» **Record extracts**
>>
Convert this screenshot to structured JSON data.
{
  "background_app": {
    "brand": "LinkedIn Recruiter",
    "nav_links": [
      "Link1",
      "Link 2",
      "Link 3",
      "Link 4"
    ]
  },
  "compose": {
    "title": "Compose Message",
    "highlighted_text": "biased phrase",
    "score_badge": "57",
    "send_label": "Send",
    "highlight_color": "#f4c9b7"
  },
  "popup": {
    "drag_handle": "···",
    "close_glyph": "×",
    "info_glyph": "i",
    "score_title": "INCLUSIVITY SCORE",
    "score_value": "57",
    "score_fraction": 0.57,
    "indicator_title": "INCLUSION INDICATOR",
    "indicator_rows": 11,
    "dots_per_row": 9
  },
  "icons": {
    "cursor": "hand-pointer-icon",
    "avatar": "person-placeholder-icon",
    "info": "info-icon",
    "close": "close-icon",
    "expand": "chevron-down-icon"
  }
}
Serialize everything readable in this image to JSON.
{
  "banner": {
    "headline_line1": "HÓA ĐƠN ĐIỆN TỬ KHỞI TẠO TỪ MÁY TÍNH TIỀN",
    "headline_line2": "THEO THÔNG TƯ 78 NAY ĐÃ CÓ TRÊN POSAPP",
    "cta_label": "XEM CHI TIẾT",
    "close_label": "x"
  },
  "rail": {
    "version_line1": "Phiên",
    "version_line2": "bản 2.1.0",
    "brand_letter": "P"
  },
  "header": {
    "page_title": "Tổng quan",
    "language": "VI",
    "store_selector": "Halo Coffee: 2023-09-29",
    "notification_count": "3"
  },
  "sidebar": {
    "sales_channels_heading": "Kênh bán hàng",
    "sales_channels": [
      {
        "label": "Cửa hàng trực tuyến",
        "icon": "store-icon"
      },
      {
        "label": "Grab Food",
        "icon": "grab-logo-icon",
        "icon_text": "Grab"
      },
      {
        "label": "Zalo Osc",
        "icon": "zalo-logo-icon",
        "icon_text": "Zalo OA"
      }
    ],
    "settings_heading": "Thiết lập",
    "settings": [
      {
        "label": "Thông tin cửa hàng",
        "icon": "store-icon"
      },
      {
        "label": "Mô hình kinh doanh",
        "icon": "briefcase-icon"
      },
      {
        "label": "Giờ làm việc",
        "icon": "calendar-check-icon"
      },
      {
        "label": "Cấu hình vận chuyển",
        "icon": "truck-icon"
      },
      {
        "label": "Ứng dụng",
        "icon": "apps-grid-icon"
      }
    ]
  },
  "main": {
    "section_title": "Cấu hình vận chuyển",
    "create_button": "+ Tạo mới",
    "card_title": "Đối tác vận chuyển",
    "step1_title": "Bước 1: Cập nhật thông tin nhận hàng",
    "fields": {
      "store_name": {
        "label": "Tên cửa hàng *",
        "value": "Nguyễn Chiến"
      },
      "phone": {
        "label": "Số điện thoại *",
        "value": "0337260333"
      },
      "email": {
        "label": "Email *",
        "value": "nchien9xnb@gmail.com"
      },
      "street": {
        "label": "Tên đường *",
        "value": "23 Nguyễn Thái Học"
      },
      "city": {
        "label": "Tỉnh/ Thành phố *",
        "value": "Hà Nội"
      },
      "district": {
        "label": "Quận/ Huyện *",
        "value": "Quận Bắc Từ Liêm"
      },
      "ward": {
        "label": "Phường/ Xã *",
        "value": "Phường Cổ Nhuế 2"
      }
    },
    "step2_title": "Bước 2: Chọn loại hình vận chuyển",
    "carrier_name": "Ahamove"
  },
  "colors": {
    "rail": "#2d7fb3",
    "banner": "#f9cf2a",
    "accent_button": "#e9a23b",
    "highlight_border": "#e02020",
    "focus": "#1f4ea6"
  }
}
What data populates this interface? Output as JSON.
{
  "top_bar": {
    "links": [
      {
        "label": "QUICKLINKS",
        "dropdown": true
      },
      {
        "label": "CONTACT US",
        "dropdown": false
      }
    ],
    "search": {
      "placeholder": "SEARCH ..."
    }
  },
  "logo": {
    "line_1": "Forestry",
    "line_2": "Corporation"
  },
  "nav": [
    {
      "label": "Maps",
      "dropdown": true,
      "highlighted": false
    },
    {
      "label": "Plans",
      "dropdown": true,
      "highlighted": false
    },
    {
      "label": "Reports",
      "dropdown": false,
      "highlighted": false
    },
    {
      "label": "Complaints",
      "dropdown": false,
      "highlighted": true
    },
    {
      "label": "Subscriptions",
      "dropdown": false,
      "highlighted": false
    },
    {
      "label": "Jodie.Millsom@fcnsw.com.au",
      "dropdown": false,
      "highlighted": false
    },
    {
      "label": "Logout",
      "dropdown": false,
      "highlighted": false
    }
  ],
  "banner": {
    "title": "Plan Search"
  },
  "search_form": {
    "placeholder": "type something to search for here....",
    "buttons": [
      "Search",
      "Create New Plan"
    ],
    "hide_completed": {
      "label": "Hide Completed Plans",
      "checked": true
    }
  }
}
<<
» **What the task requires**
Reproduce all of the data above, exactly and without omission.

» **Expected answer**
Convert this screenshot to structured JSON data.
{
  "background_app": {
    "brand": "LinkedIn Recruiter",
    "nav_links": [
      "Link1",
      "Link 2",
      "Link 3",
      "Link 4"
    ]
  },
  "compose": {
    "title": "Compose Message",
    "highlighted_text": "biased phrase",
    "score_badge": "57",
    "send_label": "Send",
    "highlight_color": "#f4c9b7"
  },
  "popup": {
    "drag_handle": "···",
    "close_glyph": "×",
    "info_glyph": "i",
    "score_title": "INCLUSIVITY SCORE",
    "score_value": "57",
    "score_fraction": 0.57,
    "indicator_title": "INCLUSION INDICATOR",
    "indicator_rows": 11,
    "dots_per_row": 9
  },
  "icons": {
    "cursor": "hand-pointer-icon",
    "avatar": "person-placeholder-icon",
    "info": "info-icon",
    "close": "close-icon",
    "expand": "chevron-down-icon"
  }
}
Serialize everything readable in this image to JSON.
{
  "banner": {
    "headline_line1": "HÓA ĐƠN ĐIỆN TỬ KHỞI TẠO TỪ MÁY TÍNH TIỀN",
    "headline_line2": "THEO THÔNG TƯ 78 NAY ĐÃ CÓ TRÊN POSAPP",
    "cta_label": "XEM CHI TIẾT",
    "close_label": "x"
  },
  "rail": {
    "version_line1": "Phiên",
    "version_line2": "bản 2.1.0",
    "brand_letter": "P"
  },
  "header": {
    "page_title": "Tổng quan",
    "language": "VI",
    "store_selector": "Halo Coffee: 2023-09-29",
    "notification_count": "3"
  },
  "sidebar": {
    "sales_channels_heading": "Kênh bán hàng",
    "sales_channels": [
      {
        "label": "Cửa hàng trực tuyến",
        "icon": "store-icon"
      },
      {
        "label": "Grab Food",
        "icon": "grab-logo-icon",
        "icon_text": "Grab"
      },
      {
        "label": "Zalo Osc",
        "icon": "zalo-logo-icon",
        "icon_text": "Zalo OA"
      }
    ],
    "settings_heading": "Thiết lập",
    "settings": [
      {
        "label": "Thông tin cửa hàng",
        "icon": "store-icon"
      },
      {
        "label": "Mô hình kinh doanh",
        "icon": "briefcase-icon"
      },
      {
        "label": "Giờ làm việc",
        "icon": "calendar-check-icon"
      },
      {
        "label": "Cấu hình vận chuyển",
        "icon": "truck-icon"
      },
      {
        "label": "Ứng dụng",
        "icon": "apps-grid-icon"
      }
    ]
  },
  "main": {
    "section_title": "Cấu hình vận chuyển",
    "create_button": "+ Tạo mới",
    "card_title": "Đối tác vận chuyển",
    "step1_title": "Bước 1: Cập nhật thông tin nhận hàng",
    "fields": {
      "store_name": {
        "label": "Tên cửa hàng *",
        "value": "Nguyễn Chiến"
      },
      "phone": {
        "label": "Số điện thoại *",
        "value": "0337260333"
      },
      "email": {
        "label": "Email *",
        "value": "nchien9xnb@gmail.com"
      },
      "street": {
        "label": "Tên đường *",
        "value": "23 Nguyễn Thái Học"
      },
      "city": {
        "label": "Tỉnh/ Thành phố *",
        "value": "Hà Nội"
      },
      "district": {
        "label": "Quận/ Huyện *",
        "value": "Quận Bắc Từ Liêm"
      },
      "ward": {
        "label": "Phường/ Xã *",
        "value": "Phường Cổ Nhuế 2"
      }
    },
    "step2_title": "Bước 2: Chọn loại hình vận chuyển",
    "carrier_name": "Ahamove"
  },
  "colors": {
    "rail": "#2d7fb3",
    "banner": "#f9cf2a",
    "accent_button": "#e9a23b",
    "highlight_border": "#e02020",
    "focus": "#1f4ea6"
  }
}
What data populates this interface? Output as JSON.
{
  "top_bar": {
    "links": [
      {
        "label": "QUICKLINKS",
        "dropdown": true
      },
      {
        "label": "CONTACT US",
        "dropdown": false
      }
    ],
    "search": {
      "placeholder": "SEARCH ..."
    }
  },
  "logo": {
    "line_1": "Forestry",
    "line_2": "Corporation"
  },
  "nav": [
    {
      "label": "Maps",
      "dropdown": true,
      "highlighted": false
    },
    {
      "label": "Plans",
      "dropdown": true,
      "highlighted": false
    },
    {
      "label": "Reports",
      "dropdown": false,
      "highlighted": false
    },
    {
      "label": "Complaints",
      "dropdown": false,
      "highlighted": true
    },
    {
      "label": "Subscriptions",
      "dropdown": false,
      "highlighted": false
    },
    {
      "label": "Jodie.Millsom@fcnsw.com.au",
      "dropdown": false,
      "highlighted": false
    },
    {
      "label": "Logout",
      "dropdown": false,
      "highlighted": false
    }
  ],
  "banner": {
    "title": "Plan Search"
  },
  "search_form": {
    "placeholder": "type something to search for here....",
    "buttons": [
      "Search",
      "Create New Plan"
    ],
    "hide_completed": {
      "label": "Hide Completed Plans",
      "checked": true
    }
  }
}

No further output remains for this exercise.